Old Red Bay water tank moves to main street
The old wooden water tank and tower, nearly 120 years old, was moved to its new home in Red Bay Thursday.
The original location was next to the railroad, where it was used to fill the old steam locomotives with water.
“Years ago, I preferred the water tank to stay in its original spot,” said Red Bay Museum curator Scotty Kennedy, “but I’ve changed my way of thinking, and I’m pleased with where it is now.”
Its new home is two or three city blocks from where it started – on a lot on Main Street, or Fourth Avenue, next to the Red Bay Hotel and across from the Red Bay Museum.
To make the move, electrical, phone and cable lines, as well as two traffic signal lights, had to be moved or taken down for a short period of time. It was moved by Hollis-Kennedy House Movers.
The lot will eventually also include an old Illinois Central Railroad caboose. The caboose, which has been donated to the Red Bay Museum, will be moved at a later date.
“We’re in the process of organizing the move of the caboose,” said Red Bay Mayor Charlene Fancher. “There will be a depot in between the water tank and the caboose, and it will be beautifully landscaped.”
Kennedy noted the new location is the former spot of the Red Bay Threatre. “The water tank, together with the caboose and depot, will make a great addition to downtown Red Bay and help bring people in to visit.”
Fancher said the idea for the depot arose from the need to find a way to add handicap accessibility to the caboose.
“The doors on the caboose are too small for a person in a wheelchair to enter,” Fancher explained. “We decided to add a depot, and it will be at the same level with the doors of the caboose, so someone in a wheelchair can wheel up and look inside the doors of the caboose. The depot will have side ramps and be fully accessible.”
Kennedy said this new focal point for Red Bay has been and continues to be a group effort, made possible by individuals, businesses, the Civitan club and the Red Bay Museum.
“We want to thank the people who helped with electrical, cable and phone and everyone who helped make this possible,” said Kennedy.

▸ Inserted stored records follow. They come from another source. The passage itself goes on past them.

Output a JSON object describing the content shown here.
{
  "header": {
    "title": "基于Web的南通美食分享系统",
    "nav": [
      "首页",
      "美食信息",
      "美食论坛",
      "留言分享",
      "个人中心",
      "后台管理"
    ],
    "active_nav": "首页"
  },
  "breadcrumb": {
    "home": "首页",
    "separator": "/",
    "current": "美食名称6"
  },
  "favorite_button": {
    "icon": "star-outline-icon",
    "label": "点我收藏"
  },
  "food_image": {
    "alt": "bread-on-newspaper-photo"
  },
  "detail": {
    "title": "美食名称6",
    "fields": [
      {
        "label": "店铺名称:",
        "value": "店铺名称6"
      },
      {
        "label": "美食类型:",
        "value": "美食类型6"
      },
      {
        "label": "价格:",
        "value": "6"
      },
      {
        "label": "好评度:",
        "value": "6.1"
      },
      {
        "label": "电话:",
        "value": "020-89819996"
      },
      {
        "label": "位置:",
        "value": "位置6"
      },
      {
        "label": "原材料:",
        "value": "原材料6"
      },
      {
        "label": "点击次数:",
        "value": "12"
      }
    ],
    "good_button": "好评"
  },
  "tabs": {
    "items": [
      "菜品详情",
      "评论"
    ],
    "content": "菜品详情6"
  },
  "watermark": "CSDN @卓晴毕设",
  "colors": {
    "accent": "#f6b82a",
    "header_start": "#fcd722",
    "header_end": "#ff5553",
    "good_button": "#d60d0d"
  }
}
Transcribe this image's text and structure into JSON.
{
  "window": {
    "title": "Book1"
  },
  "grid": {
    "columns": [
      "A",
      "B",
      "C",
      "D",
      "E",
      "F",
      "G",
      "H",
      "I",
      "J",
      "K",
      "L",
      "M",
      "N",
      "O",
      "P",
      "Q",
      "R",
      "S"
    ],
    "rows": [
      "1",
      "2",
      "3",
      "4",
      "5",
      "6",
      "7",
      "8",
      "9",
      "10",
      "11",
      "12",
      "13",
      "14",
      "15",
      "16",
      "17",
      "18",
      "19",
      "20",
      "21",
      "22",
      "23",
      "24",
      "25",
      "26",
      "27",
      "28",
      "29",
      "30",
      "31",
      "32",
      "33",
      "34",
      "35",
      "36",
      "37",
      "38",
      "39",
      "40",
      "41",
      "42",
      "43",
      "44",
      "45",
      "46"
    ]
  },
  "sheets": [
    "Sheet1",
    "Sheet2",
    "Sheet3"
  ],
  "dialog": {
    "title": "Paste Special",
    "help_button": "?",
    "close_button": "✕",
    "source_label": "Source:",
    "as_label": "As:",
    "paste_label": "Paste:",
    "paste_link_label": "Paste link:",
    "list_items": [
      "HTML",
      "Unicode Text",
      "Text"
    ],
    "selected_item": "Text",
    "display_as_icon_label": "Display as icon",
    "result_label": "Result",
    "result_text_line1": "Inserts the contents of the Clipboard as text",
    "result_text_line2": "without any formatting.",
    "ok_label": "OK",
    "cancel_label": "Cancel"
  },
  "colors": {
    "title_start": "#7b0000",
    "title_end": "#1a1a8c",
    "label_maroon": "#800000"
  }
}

“The railroad is part of our heritage, and we’re very passionate about preserving the history of Red Bay,” Fancher added. “It will be a beautiful sight when the railroad park is completed. Our hometown folks are very proud of this, and it will no doubt also bring tourism to Red Bay.”